More than two years after the federal ban on sports betting was lifted, Arizona is one of 28 states that have not passed legislation to legalize gambling on sports in-person or online.
A bill that would have legalized land-based sports books, Senate Bill 1525, with exclusive rights going to Native American tribes, was introduced in the Legislature in February, but it didn’t make it out of committee.
“There is a good, happy medium where we are not stepping on tribal toes,” said state Sen. Sonny Borrelli, R-Lake Havasu City, who co-sponsored the bill. “Because it could be done in such a way where everybody should be able to share and everybody could prosper.”
The main hurdle is the Arizona Tribal-State Gaming Compact, which voters narrowly passed by a 51 percent margin in 2002.
“You have to have all the tribes (in the gaming compact) agree and sign off on to anything additional or expansion in the compact, they all have to agree,” Borrelli said.
“It comes down to the gaming compact and how flexible it is. The first step is getting the tribes to be on board with it, and then you have to go through the state side of it.”
The Arizona Compact consists of 16 of the 22 federally recognized tribes in the state.
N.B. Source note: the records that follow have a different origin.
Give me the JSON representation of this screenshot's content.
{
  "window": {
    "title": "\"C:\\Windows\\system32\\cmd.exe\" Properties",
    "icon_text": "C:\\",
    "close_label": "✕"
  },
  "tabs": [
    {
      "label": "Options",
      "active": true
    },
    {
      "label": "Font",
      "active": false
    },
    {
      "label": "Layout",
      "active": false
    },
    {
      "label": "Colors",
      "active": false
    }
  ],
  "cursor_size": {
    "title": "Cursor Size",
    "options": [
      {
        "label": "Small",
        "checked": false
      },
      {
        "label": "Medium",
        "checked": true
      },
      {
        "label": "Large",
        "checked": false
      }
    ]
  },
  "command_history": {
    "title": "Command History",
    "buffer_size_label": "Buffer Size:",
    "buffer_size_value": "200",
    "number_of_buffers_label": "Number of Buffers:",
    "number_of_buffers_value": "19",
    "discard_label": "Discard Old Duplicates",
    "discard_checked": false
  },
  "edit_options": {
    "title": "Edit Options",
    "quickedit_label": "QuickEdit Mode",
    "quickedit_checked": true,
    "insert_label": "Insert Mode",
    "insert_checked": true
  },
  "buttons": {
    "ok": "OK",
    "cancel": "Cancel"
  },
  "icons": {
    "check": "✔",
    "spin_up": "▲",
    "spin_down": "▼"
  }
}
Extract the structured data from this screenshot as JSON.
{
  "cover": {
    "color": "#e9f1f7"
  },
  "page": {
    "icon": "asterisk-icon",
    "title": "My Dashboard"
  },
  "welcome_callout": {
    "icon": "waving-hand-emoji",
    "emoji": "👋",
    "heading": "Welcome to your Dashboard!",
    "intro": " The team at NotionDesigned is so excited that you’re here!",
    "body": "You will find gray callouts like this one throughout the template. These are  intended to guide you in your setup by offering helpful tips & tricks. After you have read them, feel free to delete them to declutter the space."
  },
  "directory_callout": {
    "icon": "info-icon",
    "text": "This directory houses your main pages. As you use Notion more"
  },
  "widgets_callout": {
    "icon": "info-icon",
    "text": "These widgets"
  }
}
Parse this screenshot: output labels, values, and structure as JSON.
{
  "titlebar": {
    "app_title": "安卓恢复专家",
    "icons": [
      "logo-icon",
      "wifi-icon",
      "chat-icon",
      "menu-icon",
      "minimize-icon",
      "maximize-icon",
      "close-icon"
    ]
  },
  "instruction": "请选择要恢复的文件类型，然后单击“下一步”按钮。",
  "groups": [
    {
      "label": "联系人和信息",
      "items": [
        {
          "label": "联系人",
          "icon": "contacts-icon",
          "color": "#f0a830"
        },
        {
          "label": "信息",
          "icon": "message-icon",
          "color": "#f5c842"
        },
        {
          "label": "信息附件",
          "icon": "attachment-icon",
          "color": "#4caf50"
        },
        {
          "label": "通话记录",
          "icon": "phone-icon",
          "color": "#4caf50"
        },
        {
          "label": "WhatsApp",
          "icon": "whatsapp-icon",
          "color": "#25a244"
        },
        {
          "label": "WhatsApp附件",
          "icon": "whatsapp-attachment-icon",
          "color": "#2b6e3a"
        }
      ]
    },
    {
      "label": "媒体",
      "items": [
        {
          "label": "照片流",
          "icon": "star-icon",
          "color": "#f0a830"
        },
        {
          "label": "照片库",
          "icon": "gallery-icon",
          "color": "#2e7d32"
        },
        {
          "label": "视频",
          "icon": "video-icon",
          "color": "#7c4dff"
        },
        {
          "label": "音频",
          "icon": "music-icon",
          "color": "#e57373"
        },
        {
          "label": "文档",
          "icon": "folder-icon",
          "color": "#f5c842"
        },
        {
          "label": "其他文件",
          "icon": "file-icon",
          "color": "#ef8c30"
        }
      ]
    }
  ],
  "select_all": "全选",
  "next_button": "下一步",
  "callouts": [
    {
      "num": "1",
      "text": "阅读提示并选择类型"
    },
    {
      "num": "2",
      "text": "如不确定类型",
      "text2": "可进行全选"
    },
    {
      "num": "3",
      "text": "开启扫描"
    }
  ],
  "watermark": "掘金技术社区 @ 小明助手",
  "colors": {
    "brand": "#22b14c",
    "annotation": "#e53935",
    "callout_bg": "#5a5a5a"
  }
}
However, Arizona’s biggest native group, the Navajo Nation, is not one of them.
“I think the Navajo Nation is very interested in sports betting and in finding ways to expand their casino offerings,” said attorney Steven Hart, who represents the tribe.
Some Arizona officials believe the legalization of sports betting statewide would be worth overcoming any obstacles. State Rep. Steve Pierce, R-Prescott, has been working with Borrelli to highlight the benefits legal sports betting can bring to the Grand Canyon State.
“It would be another source of revenue for the state,” Pierce said. “A lot of people want it (sports gambling); they’re doing it anyway.”
When it comes to online gambling, Arizona is one of just seven states without online or mobile sports betting through major sites, such as FanDuel or DraftKings. No sports betting proposal in Arizona has mentioned online gambling.
“Any state that is considering legalizing sports betting needs to give serious consideration to mobile sports betting,” said Adam Candee, managing editor of Legal Sports Report.
“This is something that people across the country have shown is what they want,” Candee said. “If you look at New Jersey and Pennsylvania, which were two of the first to legalize sports betting, they are now averaging 90 percent of their bets each month being placed online.”
With COVID-19 stopping progress on legalization, Pierce remains confident Arizona could be one of the next states to permit sports betting.
He and Borrelli in March proposed House Bill 2813, which would legalize sports betting like SB 1525 but would allow both the commercial and tribal retail sportsbooks.
The bill was passed out of committee and introduced on the House floor, but was tabled when the pandemic brought the session to an early end.
“The virus came along and kind of ended everything this year,” Pierce said. “But it’s there now for next year, and I’ve heard that bills like this that were ready to go to the floor and the virus came for the next session they might be put on a fastrack to get out in front of all the other bills.”